_Dataset records_
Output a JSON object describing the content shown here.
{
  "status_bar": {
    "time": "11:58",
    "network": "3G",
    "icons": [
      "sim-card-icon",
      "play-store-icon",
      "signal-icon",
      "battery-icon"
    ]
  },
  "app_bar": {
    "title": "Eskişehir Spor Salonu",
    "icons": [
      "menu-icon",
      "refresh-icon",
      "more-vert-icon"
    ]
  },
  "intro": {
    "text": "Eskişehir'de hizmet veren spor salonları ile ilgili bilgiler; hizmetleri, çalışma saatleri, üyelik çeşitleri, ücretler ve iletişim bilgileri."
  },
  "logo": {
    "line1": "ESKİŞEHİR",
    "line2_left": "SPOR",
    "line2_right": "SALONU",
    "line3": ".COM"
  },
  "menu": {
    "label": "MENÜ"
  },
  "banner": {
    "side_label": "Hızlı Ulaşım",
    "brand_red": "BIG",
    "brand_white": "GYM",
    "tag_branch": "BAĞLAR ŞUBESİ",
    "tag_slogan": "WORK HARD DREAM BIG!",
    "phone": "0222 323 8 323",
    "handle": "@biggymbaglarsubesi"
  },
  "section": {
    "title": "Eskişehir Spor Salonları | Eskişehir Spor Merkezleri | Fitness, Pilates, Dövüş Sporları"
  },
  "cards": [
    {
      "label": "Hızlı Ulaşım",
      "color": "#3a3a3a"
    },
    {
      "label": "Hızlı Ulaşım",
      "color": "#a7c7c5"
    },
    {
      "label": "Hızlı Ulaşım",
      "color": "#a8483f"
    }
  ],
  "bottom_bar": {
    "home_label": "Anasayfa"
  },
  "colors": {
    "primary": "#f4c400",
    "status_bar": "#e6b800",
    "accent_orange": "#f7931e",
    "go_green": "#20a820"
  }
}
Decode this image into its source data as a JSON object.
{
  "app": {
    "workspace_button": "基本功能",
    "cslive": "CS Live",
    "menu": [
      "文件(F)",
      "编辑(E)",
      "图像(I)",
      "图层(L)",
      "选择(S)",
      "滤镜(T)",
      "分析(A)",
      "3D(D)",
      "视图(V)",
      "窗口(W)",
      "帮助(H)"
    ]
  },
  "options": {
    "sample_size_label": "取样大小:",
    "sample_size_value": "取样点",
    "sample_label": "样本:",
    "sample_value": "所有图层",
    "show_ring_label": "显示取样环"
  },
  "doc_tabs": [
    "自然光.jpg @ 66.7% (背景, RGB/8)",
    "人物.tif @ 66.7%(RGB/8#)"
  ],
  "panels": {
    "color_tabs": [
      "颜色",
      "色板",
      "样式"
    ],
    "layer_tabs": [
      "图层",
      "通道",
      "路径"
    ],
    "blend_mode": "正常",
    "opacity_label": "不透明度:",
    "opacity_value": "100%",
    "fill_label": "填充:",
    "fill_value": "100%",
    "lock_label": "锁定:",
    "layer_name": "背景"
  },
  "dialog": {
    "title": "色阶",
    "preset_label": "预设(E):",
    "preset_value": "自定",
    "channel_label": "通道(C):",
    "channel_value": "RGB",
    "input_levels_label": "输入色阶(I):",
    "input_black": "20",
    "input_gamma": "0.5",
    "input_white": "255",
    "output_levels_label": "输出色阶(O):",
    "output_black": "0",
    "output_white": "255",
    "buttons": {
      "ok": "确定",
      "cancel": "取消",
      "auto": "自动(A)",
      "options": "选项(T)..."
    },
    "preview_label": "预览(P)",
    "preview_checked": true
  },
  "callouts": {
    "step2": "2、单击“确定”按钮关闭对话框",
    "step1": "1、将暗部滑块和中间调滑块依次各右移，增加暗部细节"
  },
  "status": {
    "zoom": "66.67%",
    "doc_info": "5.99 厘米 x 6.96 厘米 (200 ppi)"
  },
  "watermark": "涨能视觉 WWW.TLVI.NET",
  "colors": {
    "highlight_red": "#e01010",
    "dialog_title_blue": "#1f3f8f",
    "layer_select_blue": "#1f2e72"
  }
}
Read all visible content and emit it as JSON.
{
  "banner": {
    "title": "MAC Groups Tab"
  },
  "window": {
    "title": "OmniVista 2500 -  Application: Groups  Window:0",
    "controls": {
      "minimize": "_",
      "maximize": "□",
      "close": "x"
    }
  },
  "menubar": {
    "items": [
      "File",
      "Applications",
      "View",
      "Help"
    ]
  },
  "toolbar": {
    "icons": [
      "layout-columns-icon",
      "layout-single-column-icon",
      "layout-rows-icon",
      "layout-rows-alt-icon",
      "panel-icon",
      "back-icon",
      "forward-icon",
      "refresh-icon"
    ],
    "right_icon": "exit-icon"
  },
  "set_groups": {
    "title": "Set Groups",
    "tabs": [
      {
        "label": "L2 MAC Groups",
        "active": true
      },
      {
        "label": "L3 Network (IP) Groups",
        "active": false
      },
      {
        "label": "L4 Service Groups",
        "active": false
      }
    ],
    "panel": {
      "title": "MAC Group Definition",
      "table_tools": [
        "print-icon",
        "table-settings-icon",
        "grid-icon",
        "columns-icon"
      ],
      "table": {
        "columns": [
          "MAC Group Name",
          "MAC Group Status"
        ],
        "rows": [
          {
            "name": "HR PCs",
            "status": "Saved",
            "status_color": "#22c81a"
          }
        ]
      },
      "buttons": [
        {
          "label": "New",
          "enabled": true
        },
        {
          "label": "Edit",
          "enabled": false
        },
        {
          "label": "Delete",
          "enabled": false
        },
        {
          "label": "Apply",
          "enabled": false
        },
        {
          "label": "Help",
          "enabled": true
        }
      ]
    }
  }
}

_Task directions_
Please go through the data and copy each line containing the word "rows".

_Task answer_
      "layout-rows-icon",
      "layout-rows-alt-icon",
        "rows": [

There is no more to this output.